The School's Responsibility for Developing the Controls of Conduct
The Elementary School Teacher
Not long ago I read a newspaper anecdote that will, I think, make clear the character of the problem that I wish to discuss with you. I do not know whether this anecdote is a record of an actual occurrence or merely a bit of imaginative space-filling. In either case, however, it will serve my purpose. It had reference to the long list of railroad accidents that was just then horrifying the country, and it told the story of a young telegraph operator who had been brought to trial on the charge

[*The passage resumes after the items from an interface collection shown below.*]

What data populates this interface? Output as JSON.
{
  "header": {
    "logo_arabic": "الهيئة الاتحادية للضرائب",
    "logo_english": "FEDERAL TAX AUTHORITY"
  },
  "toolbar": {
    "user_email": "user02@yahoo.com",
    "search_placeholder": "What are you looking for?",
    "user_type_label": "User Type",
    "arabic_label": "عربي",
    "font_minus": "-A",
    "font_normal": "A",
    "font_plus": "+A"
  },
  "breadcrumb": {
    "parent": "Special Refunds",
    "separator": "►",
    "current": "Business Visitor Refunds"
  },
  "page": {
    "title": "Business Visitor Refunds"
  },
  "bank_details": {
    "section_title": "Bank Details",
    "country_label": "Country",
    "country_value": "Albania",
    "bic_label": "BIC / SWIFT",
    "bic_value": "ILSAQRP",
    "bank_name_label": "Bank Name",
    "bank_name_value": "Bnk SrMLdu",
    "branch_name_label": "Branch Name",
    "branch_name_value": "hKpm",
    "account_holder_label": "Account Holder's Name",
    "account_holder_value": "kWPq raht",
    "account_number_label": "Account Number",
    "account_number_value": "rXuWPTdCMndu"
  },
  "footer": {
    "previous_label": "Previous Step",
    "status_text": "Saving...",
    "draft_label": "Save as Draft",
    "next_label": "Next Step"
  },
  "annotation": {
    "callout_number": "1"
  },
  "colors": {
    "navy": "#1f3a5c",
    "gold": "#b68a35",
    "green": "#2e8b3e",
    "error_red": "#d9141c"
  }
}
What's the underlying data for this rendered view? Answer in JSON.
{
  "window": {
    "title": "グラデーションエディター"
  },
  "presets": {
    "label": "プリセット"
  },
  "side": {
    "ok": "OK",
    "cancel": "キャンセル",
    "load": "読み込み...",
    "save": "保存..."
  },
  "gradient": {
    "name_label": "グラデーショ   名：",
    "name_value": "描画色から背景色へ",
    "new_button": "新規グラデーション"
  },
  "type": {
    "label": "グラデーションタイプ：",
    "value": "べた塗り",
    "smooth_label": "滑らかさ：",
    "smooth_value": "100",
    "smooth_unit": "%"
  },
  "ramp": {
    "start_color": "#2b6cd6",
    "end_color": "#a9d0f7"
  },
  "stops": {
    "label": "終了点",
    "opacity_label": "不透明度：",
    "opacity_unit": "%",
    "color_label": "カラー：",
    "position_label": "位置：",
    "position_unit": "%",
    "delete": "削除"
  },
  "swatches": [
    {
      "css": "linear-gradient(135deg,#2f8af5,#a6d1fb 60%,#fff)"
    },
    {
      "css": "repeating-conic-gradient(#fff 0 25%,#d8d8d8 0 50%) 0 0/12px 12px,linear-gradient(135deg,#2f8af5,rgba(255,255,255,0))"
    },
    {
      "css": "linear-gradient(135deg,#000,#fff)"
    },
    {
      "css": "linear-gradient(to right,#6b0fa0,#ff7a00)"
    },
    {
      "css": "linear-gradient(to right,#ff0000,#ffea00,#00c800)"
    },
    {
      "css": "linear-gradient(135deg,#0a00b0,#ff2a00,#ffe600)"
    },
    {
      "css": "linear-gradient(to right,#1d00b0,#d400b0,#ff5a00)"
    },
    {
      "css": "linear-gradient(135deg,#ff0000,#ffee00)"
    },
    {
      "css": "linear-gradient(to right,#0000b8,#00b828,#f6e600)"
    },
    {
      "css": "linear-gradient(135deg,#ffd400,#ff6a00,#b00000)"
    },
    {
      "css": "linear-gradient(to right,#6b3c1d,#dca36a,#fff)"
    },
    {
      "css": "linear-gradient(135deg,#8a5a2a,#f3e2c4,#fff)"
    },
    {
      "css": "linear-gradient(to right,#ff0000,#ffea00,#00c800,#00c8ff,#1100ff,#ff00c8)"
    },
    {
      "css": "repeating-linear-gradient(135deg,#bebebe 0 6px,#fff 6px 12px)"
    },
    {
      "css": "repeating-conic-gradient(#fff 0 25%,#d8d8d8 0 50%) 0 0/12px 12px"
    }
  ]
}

... ial on the charge of criminal negligence. It appeared from the evidence that a serious disaster had occurred as a direct result of this young man's failure to perform the duty that had been assigned him, and it further appeared that his failure was due to no other factor than that which, for want of a more definite term, we call "carelessness." The attorney for the defense sought to establish the young man's good character by the testimony of a number of men and women who had been the defendant's teachers when he was a boy at school. He called one of these teachers to the witness stand and asked him this question: "What kind of a boy was the defendant?" And the witness replied that he had been a very good boy-diligent in his studies, never mischievous, and always companionable with his fellow-pupils and popular 1A lecture delivered before the College of Education, The University of Chicago, November 2r, 1907. 349 This content downloaded from 126.96.36.199 on February 12, 2018 16:06:33 PM All use subject to University of Chicago Press Terms and Conditions (http://www.journals.uchicago.edu/t-and-c 350 THE ELEMENTARY SCHOOL TEACHER with his instructors. As the witness gave his testimony, the face of the defendant brightened and his attorney smiled hopefully. But when the defense had completed the direct examination and the prosecuting attorney began the cross-questioning, the bright looks vanished and the smile was changed to a frown. For, after repeating the question of his colleague and receiving the same answer, the prosecuting attorney suddenly turned upon the witness and asked: "Was this young man a careless boy at school? Was he what you would call a careless pupil?" And the witness, after an awkward hesitation, finally admitted that the boy had been a little careless, but was, withal, a good boy and an exemplary pupil. "But," persisted the attorney, "what did you do to change him in this respect? Having recognized his carelessness, what did you do to break up his bad habits and replace them with better habits ?" And the witness, reluctantly and with not a little confusion, was finally compelled to answer, "Nothing !" Now, as I have intimated, this little anecdote may be purely imaginative, but it certainly raises a possible question with regard to the functions and responsibilities of education that cannot be brushed to one side as irrelevant and impractical. After all, what is education for? We have advanced far beyond the point where we thought of education as chiefly concerned with the acquisition of knowledge--with the cramming of the mind with facts and theories and laws and principles. We have got beyond the primitive conception of education as the process by means of which youth is endowed with certain "earmarks" of culture. We have left these inadequate conceptions behind, and have gradually come to the much broader view that education must fit the child for life and work and service and production in a complex social environment to the demands of which nature has very imperfectly adapted him. Social efficiency, formulated though it may be in diverse ways, is becoming the conscious aim of all educational effort. As a result of this development, education is coming to its own as a human institution. As one writer has intimated, it has attained to its majority and is coming into its kingdom. And as in individuals, so in institutions, the first sign of approaching maturity is a hypertrophied self-consciousness. Like the adolescent youth, education is filled with a deep sense of its power, a yearning to know and test its function, an analytic impulse which leads it to unravel its mysteries, and to organize its efforts with foresight and intelligence toward the goal that it seeks to attain. And with these longings and strivings and yearnings, if I may continue the metaphor, is mingled now and then an undertone of foreboding, as if the task that lay before it were too stupendous for its powers; as if the problem that had been set it for solution-by far the most intricate and complicated that any human institution has yet attempted-were much too intricate and complicated for any human institution to solve. And so we find, now and then, an expression of pessimism, just as we find a marked tendency toward pessimism in individual adolescence--a tendency to distrust the power that education possesses, a temptation to repudiate nurture and hark back to nature, to discount the forces of the environment and magnify those of heredity, to take but a half-hearted hope in the school while we await, as patiently as we can, the arrival of the superman. There can be no doubt that just such reflections upon the worth and efficiency of school training as that expressed by the prosecuting attorney of my anecdote contribute no small share to whatever pessimism one may feel. In what measure must the school hold itself responsible for the failure of its products to meet the demands imposed by social and industrial conditions? It would seem perfectly obvious that the effort of the teacher is quite without value unless, in some way or another, it modifies the conduct of his pupils. If those who come to me for instruction and training act in no way more effectively after they leave me than they would have acted had they never come under my influence, my work as a teacher must be adjudged a failure. Certainly if they act less effectively, my work is more than a failure -it is a catastrophe. And furthermore the fact that I could not foresee the results, the fact that I did my duty as I saw it, might mitigate the blame, but it could in no way mitigate the This content downloaded from 186.